Why "Vitruvian Man" Was Chosen As Our Logo

Many will recognize the representation of the ideal human by Leonardo DaVinci called Vitruvian Man that has become emblematic of humanistic psychology holistic health, structure, and the arts.

Those who do not might be interested in a review of the history of this image. See Stanford University student Michael John Gorman's elaboration concerning The Vitruvian Man on a site devoted to Da Vinci.

A Structural Ideal

The title of the work is derived from the name of Marcus Vitruvius, a Roman architect in the first century BCE and author of De Architectura, and is so named because of what are described as its divine mathematical proportions (in Freemasonry, geometry is described as an expression the Great Architect of the Universe).

In Pythagorian tradition, the circle represents the spiritual realm; the square, material existence, so the human body represented the perfect marriage of matter and spirit, which was is reflected in its proportions.

"Squaring" refers to the human task of giving balance, context, meaning, and understanding to life - the essence of psychotherapy.

Relying on the Sacred Geometry of Pythagoras, of which Vitruvius was a proponent, temples were designed based on the proportions of the human body, which was believed to be perfect. This perfection, Vitruvius wrote, was due to the fact that the extended limbs of a perfectly proportioned human fit into both the circle and the square. In other words, as DaVinci observed:

"From the roots of his hair to the bottom of his chin is a tenth of a man's height; from the bottom of the chin to the top of the head is one eighth of his height; from the top of the breast to the roots of the hair will be the seventh part of the whole man." ~ Notebooks of Leonardo

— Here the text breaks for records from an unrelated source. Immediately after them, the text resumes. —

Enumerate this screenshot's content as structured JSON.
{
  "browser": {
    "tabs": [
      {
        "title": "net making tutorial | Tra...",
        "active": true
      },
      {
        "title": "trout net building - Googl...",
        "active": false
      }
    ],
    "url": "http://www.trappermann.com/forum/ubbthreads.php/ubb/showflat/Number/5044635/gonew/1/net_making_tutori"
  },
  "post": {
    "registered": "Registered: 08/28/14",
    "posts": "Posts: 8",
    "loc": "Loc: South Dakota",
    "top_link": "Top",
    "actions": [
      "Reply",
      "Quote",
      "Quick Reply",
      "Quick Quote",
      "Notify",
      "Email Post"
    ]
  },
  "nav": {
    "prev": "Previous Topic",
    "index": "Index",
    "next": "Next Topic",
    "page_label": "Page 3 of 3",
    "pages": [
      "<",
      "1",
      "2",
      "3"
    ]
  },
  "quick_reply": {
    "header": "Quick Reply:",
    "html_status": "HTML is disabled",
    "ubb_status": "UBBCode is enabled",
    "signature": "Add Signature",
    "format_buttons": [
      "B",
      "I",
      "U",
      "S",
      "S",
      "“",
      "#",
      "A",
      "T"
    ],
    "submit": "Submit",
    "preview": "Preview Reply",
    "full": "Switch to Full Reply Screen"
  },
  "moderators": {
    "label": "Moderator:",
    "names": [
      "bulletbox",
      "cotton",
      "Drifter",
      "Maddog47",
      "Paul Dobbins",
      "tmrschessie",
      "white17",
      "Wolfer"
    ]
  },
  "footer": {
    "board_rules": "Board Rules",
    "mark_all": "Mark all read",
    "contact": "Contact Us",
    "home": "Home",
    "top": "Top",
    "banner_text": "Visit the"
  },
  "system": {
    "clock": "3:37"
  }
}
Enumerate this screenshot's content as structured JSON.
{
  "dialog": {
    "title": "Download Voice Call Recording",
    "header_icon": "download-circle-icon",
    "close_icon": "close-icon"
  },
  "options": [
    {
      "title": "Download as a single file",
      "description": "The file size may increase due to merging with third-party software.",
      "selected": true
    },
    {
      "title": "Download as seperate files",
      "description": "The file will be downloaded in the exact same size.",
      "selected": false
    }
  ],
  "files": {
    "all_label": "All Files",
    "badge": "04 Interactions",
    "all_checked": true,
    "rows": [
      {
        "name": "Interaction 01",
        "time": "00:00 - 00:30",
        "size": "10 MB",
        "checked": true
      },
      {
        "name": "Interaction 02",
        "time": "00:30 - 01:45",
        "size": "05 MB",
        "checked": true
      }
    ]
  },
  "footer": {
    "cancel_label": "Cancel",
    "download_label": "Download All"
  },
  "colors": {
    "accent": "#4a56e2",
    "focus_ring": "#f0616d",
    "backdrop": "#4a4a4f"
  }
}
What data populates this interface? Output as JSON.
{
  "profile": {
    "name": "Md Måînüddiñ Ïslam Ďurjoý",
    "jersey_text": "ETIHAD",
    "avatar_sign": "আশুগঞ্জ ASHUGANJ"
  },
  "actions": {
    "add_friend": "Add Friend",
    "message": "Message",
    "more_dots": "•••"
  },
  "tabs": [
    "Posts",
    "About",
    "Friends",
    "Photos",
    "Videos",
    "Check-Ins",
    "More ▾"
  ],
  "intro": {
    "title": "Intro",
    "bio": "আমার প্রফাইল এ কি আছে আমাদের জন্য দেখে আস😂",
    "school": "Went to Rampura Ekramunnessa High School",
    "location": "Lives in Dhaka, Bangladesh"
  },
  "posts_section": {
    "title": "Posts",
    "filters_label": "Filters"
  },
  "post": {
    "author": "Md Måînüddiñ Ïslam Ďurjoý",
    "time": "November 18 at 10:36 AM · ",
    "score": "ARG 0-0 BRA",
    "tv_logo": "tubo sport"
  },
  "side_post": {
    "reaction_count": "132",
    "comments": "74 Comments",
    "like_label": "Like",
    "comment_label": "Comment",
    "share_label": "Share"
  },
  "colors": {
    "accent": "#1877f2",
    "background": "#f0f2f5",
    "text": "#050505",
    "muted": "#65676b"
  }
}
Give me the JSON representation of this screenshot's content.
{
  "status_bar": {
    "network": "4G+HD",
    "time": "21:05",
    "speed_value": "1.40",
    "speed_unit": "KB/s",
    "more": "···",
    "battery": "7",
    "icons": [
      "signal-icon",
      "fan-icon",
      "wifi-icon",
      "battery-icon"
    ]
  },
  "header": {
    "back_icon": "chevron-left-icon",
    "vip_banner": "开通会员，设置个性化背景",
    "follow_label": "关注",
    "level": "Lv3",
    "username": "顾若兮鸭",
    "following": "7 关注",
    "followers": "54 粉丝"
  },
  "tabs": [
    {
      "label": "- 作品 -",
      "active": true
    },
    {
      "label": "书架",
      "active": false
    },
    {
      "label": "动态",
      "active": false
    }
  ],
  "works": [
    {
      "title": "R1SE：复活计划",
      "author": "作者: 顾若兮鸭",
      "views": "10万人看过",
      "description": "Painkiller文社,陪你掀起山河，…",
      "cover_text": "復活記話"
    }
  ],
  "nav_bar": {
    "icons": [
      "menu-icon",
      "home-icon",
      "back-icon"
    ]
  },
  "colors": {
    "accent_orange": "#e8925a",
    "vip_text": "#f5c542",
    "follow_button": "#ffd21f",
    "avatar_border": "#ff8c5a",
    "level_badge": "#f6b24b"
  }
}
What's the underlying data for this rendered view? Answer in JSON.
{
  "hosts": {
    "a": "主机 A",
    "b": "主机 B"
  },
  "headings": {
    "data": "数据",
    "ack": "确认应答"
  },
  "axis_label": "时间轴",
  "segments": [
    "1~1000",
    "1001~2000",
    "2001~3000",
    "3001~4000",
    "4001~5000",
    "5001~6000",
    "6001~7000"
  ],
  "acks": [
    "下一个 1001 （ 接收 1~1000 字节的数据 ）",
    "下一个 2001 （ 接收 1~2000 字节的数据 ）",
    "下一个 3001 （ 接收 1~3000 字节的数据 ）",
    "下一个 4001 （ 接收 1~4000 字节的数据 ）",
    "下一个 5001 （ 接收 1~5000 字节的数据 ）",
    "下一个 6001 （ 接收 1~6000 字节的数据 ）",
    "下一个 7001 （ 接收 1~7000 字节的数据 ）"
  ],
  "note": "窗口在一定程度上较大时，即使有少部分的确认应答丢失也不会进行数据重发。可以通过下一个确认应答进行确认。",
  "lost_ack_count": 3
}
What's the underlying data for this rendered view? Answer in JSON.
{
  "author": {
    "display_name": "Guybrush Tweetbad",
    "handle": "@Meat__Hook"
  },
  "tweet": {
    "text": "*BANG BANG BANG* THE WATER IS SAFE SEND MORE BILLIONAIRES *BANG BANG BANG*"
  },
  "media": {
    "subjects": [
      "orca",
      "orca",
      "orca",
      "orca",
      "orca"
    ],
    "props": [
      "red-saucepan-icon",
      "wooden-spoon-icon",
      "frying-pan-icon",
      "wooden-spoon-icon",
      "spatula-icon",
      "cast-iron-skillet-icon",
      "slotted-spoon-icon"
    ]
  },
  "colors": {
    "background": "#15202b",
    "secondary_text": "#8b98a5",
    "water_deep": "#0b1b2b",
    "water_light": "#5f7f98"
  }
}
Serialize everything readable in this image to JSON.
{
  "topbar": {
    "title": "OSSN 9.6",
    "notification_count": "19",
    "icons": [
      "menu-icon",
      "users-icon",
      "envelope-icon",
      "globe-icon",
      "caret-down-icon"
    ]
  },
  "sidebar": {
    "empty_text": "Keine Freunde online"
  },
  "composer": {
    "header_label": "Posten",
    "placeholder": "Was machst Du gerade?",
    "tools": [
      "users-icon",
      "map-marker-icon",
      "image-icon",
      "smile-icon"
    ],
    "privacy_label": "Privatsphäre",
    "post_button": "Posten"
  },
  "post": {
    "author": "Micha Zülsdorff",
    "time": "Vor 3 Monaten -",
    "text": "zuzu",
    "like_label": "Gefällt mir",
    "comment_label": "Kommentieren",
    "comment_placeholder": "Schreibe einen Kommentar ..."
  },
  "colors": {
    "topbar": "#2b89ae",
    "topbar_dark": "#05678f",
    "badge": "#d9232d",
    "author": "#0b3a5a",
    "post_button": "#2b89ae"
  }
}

Meaning drawn from Leonardo's sketch has transcended its origin as an exercise in proportion and an expression of philosophy, standing for the humanistic impulse of the Renaissance, a time when the ultimate concern of scholars and artists shifted from the next world to this one, and interest in the sciences came to share equal footing with religion, art, music, and literature.

Several years ago, I e-mailed award-winning artist Nat Krate asking permission to use his feminine version of this image on my website (see below), which he very kindly gave. Mr. Krate's art has been acquired by museums and collectors throughout the United States. Other examples of his work can be seen at the Zenith Gallery and his studio in Sarasota, Florida.

Other representations of Vitruvian Woman that can be found in Google, as well as thousands of masculine variations of DaVinci's concept by changing the gender to "man".

Personal Identification

On a personal note, I have a remote connection to Leonardo. Marquis DeLaRieux's daughter is said to have born an illegitimate child to the French monarch, Francis I (known as François d'Angoulême until he succeeded his cousin in 1515 at the age of 20), ostensibly placing King Francis in my direct paternal ancestral line. Contemporary depictions of the death of Leonardo at Cloux (now called 'le Clos-Lucé') show him in the arms of the sovereign who saved the scientific philosopher from a heretic's death. When his life finally came to an end, Da Vinci was still under the legal protectorate of the French crown.

Holistic Centeredness

In the system of astronomical symbols, Earth is represented by a globe bisected by meridian lines into four quarters; four equal lines pointing from the center to the spirits of the north, east, south, and west - or to the basic element: earth, water, air (or wind), and fire. Imagine standing on a vast plain, with nothing to block your view. The horizon would appear as a great circle. Anything on the plane could be plotted in relation to you using a simple grid composed of the x and the y axes.

Behind the Vitruvian human is a symbol less well known yet more universally found. It is the Quartered Circle, rendered in rock inscriptions found on every inhabited continent. So widespread is the image of the quartered circle that Swiss psychologist Carl Jung recognized it as an archetype representing the Self - the very shape of the Soul. Pastoral counselor Judy Harrow used this concept to elucidate her own working theory of counseling.

In Native American traditions, it forms the basic pattern of the medicine wheel, central to spiritual rituals. Christians have used variations of the same popular shape, usually calling it the Celtic Cross. Pagansrecognize the quartered circle a symbol as transmitting energy of the Goddess, and Buddhists (and Jungians) as the basic form of the mandala.

According to Marija Gimbutas, author of Goddesses and Gods of Old Europe, “The fourfold compositions [the cross, the quartered circle], archetypal of perpetual renewal or wholeness and the moon in the symbolism of Old Europe, are associated with the Great Goddess of Life and Death, and the Goddess of Vegetation, moon goddesses par excellence” (p. 91).

Whether one considers da Vinci "a man of letters" by the standard of a classical education in Latin and Greek scholars or not, he must certainly have been aware of the depth of meaning in his human geometry with an understanding of his European Renaissance contemporaries and predecessors.

Because of both its universal and personal appeal, I have adopted Vitruvian Man - considering the passage of five-and-a-quarter centuries sufficient time for a work of art to have entered the public domain - as the emblem of Choices Mental Health Counseling PLLC.